## Work item
Find and copy the lines in the records beneath this task that contain the word "content".

## Source material
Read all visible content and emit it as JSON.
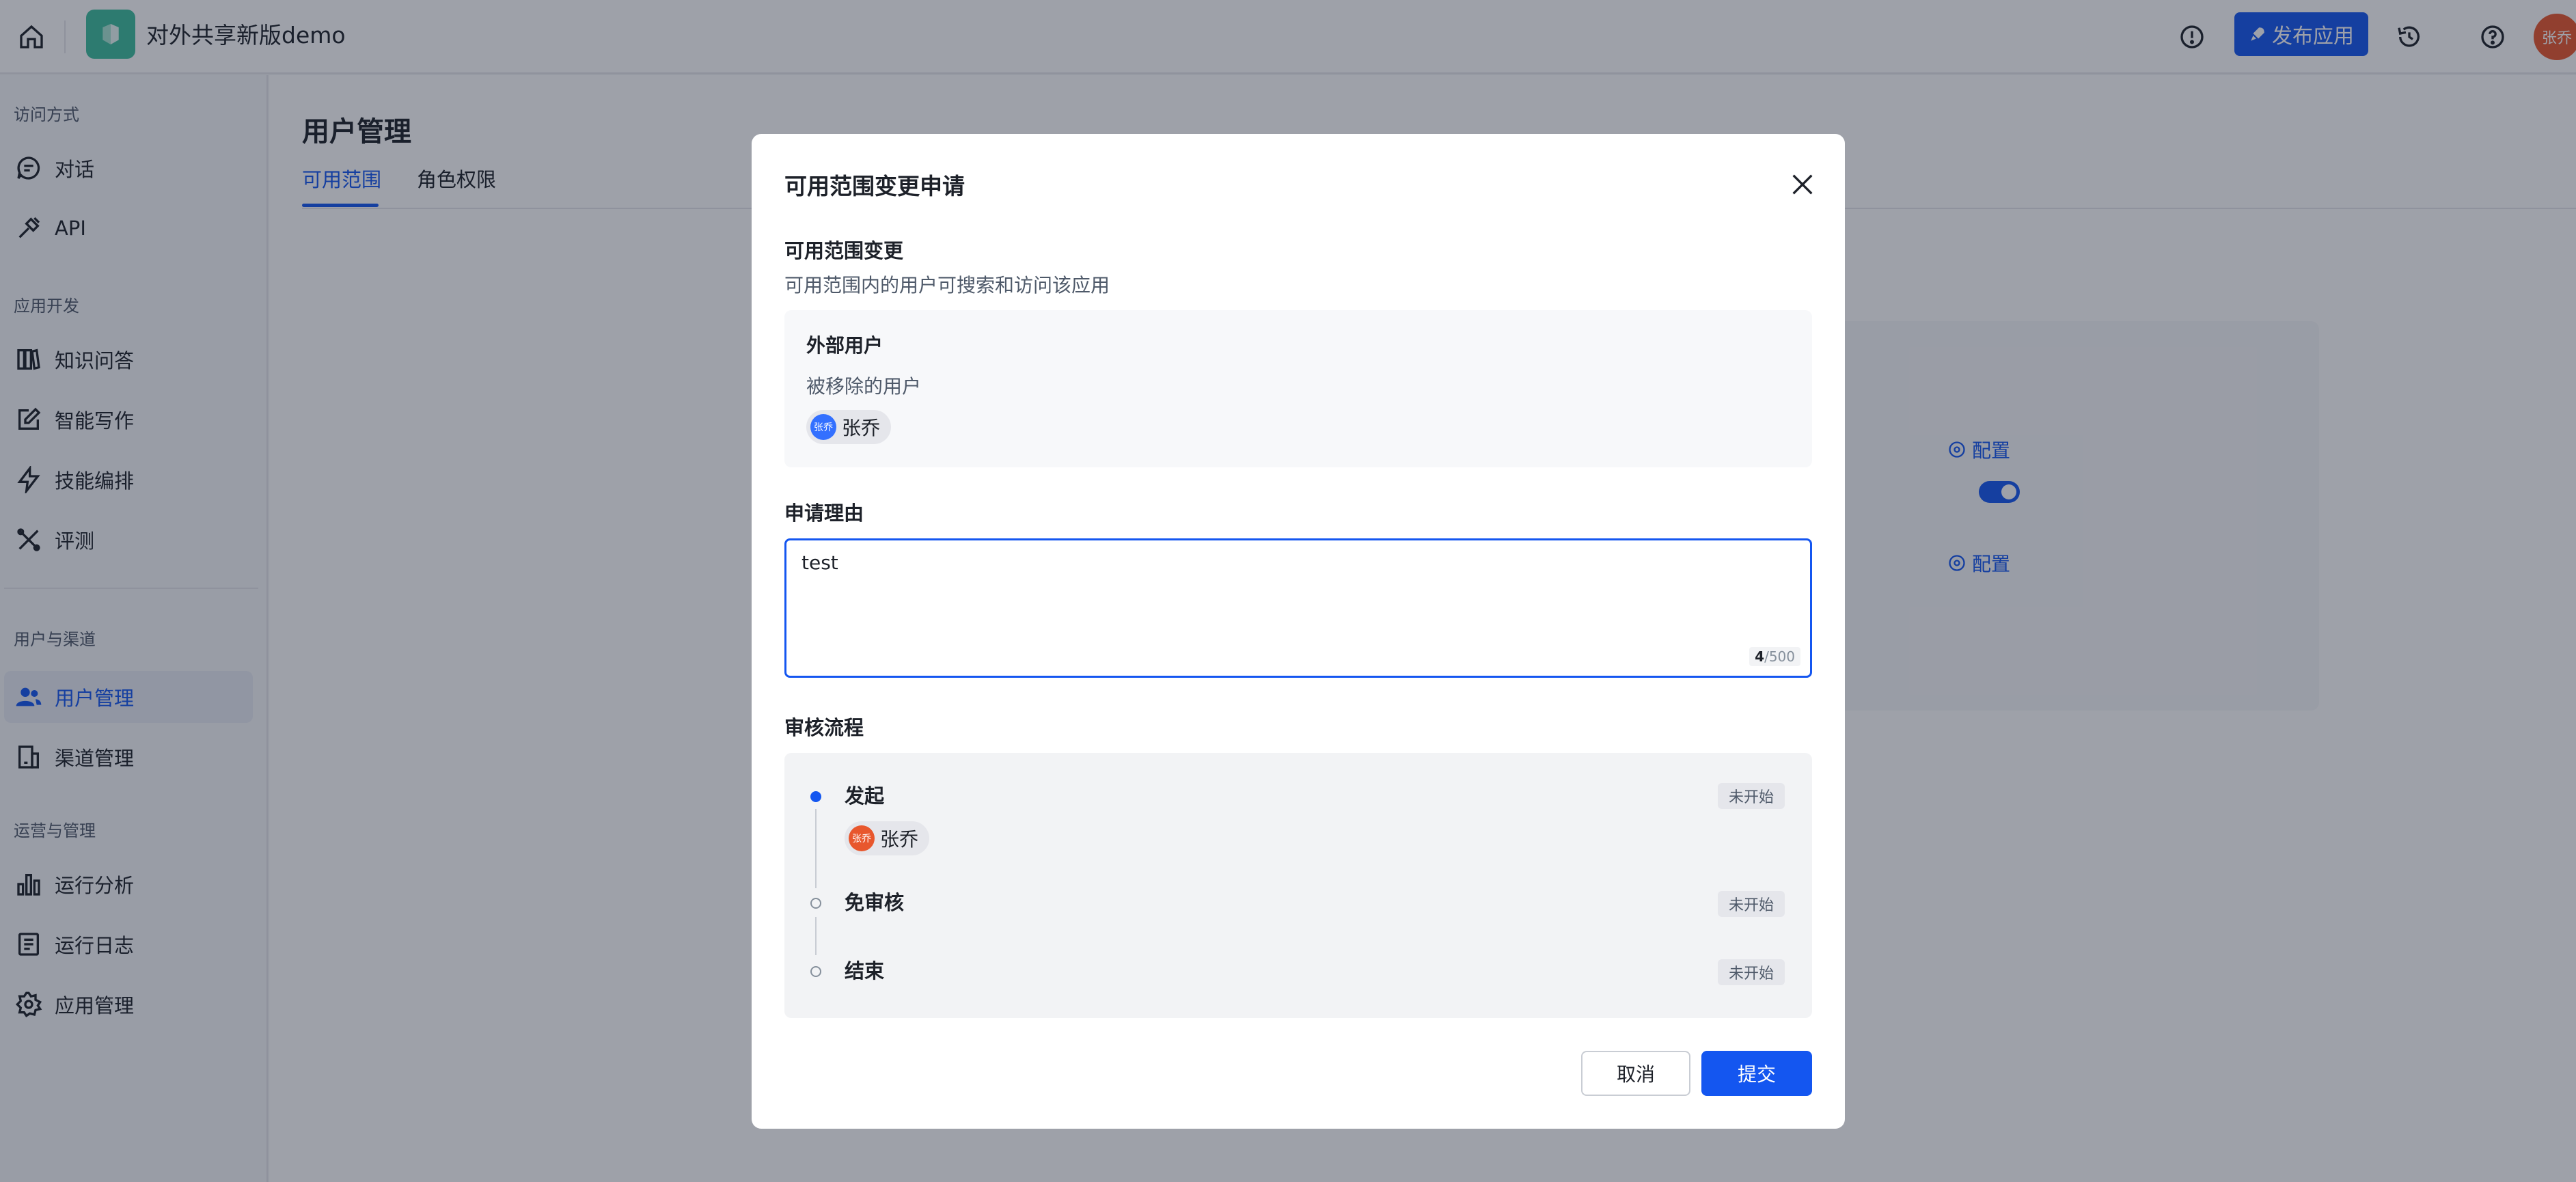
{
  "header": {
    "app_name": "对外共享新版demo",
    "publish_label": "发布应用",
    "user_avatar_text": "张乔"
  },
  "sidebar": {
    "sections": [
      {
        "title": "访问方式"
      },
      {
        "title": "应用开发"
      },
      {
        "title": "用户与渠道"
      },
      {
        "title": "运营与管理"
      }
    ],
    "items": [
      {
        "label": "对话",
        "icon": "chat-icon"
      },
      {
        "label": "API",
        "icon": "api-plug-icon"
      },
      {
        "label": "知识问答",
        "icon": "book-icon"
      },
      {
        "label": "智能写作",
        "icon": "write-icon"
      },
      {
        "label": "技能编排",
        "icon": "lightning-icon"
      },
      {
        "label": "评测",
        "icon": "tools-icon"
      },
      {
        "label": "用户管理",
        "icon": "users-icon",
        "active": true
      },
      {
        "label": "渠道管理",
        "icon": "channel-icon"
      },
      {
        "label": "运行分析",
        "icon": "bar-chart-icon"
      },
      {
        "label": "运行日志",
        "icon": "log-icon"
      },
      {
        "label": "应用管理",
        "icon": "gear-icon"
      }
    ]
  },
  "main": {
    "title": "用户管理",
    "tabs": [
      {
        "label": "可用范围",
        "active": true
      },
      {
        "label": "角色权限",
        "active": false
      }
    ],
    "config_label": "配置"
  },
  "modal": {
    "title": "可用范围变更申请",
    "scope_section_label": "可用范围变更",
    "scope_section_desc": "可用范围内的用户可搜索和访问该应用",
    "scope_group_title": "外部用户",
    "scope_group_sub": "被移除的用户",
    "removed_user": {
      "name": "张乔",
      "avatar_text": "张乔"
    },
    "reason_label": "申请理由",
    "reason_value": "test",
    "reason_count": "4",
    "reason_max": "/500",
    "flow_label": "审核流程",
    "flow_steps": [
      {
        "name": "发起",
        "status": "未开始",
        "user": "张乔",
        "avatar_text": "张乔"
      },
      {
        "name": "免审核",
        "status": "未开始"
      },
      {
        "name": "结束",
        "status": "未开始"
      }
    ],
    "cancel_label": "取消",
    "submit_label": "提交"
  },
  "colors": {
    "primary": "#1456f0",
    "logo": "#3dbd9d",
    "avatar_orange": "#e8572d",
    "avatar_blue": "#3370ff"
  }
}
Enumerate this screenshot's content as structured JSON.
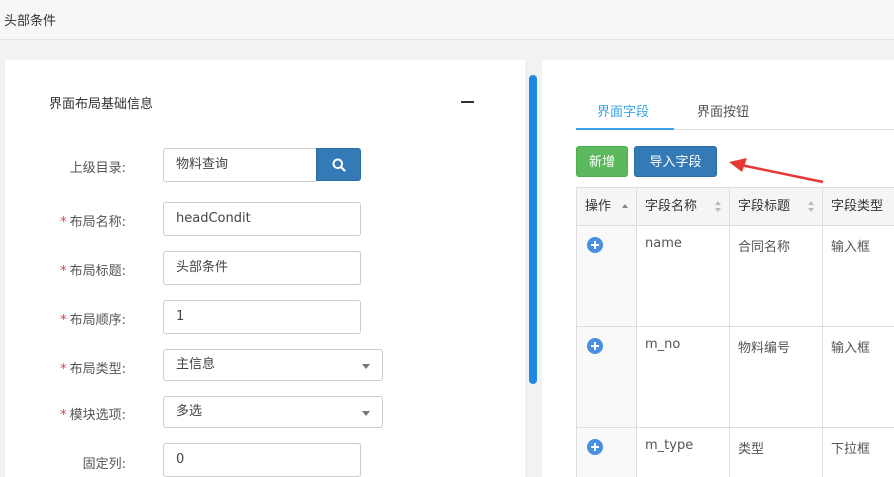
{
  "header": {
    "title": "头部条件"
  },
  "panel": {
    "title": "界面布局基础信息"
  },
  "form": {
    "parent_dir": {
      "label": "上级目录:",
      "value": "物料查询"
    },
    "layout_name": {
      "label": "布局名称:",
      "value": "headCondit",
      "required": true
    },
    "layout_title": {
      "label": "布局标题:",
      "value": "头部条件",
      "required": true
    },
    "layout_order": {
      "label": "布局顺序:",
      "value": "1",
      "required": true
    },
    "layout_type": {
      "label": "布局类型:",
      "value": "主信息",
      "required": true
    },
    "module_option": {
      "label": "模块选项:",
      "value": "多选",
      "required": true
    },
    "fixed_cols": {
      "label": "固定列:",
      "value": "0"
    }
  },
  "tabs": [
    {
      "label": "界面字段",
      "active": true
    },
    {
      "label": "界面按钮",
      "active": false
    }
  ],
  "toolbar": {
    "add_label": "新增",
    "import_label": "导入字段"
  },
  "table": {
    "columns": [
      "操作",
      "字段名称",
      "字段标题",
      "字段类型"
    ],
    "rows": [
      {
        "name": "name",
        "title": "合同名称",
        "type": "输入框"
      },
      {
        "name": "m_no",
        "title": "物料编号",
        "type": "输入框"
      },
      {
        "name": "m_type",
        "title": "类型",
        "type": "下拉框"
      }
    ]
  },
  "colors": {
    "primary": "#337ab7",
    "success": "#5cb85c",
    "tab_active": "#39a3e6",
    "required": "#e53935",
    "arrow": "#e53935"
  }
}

## Written answer
Read all visible content and emit it as JSON.
Enumerate this screenshot's content as structured JSON.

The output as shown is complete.